Among the entries that follow, find every line with the word "hash" and copy it.
::: The data
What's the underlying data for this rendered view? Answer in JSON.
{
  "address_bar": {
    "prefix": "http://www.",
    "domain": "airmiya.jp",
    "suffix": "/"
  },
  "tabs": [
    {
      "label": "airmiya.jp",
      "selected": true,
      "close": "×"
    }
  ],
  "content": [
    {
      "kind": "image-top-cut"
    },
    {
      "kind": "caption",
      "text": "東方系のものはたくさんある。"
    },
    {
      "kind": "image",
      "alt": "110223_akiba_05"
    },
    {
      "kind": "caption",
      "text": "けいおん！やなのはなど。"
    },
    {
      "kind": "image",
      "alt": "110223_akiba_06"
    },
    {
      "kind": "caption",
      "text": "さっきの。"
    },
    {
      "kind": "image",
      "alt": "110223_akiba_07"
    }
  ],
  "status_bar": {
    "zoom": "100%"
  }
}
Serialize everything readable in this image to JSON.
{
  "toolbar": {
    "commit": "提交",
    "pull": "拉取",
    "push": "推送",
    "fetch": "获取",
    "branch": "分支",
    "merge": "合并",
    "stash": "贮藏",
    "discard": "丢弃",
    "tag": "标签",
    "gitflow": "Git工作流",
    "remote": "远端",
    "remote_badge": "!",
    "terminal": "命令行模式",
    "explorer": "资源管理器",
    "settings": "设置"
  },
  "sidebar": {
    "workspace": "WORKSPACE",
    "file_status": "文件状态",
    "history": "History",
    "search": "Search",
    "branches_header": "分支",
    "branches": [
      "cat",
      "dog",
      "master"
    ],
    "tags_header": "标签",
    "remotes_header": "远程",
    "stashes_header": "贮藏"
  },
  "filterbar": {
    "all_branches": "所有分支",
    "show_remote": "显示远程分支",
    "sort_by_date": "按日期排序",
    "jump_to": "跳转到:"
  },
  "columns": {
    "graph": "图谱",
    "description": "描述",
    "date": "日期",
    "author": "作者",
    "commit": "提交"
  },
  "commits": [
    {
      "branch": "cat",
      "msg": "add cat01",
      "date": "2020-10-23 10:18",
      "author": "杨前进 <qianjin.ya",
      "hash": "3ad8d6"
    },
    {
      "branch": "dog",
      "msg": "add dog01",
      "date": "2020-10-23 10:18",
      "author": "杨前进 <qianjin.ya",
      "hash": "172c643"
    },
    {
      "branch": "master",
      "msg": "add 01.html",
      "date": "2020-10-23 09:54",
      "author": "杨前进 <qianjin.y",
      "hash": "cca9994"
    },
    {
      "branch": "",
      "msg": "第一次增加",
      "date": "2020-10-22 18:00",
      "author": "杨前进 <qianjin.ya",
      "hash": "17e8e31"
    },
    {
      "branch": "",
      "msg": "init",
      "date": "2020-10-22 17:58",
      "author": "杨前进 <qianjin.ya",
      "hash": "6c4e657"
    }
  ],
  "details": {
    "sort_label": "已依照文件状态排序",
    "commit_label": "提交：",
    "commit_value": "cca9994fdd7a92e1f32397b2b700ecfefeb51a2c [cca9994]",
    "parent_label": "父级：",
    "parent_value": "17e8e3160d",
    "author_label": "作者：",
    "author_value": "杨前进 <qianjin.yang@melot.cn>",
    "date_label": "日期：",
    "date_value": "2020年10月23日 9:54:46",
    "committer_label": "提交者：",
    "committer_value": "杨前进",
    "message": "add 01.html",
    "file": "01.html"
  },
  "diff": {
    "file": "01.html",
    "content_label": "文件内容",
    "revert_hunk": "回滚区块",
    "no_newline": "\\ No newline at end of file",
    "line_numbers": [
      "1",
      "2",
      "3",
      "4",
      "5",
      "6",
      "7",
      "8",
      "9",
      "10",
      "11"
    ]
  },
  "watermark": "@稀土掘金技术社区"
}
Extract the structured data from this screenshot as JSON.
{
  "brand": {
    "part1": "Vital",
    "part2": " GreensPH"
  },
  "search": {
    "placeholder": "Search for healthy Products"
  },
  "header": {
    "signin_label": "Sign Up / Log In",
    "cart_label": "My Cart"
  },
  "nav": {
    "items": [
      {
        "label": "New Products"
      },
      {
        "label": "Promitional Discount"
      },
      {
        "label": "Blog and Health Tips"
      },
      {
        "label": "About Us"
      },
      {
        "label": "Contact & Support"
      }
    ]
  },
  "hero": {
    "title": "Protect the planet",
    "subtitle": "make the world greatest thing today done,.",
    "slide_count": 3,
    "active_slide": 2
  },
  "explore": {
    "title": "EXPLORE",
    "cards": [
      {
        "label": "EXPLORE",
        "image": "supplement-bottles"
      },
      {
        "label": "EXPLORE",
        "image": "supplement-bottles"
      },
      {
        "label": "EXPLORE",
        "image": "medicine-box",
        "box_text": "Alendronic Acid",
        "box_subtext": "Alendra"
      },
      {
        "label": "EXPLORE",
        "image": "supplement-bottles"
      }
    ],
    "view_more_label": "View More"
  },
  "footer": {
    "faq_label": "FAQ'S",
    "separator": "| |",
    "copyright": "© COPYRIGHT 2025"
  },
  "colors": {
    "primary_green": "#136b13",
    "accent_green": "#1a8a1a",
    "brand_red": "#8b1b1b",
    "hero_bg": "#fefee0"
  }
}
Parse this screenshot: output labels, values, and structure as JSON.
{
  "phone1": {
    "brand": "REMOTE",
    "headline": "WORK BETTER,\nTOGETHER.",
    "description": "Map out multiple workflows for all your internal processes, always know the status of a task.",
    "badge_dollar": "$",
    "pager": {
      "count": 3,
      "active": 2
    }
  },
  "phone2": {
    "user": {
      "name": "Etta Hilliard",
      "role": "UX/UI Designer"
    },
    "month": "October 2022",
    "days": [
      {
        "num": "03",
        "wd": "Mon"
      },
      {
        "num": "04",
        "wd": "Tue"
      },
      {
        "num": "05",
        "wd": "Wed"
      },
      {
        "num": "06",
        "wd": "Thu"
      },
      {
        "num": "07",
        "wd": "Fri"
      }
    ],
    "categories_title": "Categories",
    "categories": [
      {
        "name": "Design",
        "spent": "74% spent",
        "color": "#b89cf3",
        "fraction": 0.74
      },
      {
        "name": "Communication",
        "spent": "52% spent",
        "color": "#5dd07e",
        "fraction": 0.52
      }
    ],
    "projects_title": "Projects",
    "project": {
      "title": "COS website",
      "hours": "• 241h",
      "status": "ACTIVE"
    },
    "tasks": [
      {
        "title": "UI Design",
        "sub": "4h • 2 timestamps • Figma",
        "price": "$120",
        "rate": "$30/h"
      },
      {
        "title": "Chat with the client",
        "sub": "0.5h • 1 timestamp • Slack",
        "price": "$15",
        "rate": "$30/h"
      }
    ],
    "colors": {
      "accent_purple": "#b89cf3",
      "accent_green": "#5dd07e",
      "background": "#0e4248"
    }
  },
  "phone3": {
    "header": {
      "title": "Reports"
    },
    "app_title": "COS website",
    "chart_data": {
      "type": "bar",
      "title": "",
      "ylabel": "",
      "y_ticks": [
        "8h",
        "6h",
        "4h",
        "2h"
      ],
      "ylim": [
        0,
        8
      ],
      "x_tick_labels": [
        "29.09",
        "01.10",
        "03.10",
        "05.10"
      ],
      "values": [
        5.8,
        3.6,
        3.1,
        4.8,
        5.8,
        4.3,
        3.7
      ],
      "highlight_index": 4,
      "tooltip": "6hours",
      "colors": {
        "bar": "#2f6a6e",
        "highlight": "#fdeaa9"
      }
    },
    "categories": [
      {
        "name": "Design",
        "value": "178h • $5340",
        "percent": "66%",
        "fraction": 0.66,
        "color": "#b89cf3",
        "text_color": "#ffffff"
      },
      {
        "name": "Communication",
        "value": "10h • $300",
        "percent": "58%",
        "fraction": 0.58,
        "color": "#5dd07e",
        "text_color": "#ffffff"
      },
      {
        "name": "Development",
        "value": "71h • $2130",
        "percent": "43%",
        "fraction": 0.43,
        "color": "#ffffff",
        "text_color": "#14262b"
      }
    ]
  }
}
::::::
▸ Task answer:
      "hash": "3ad8d6"
      "hash": "172c643"
      "hash": "cca9994"
      "hash": "17e8e31"
      "hash": "6c4e657"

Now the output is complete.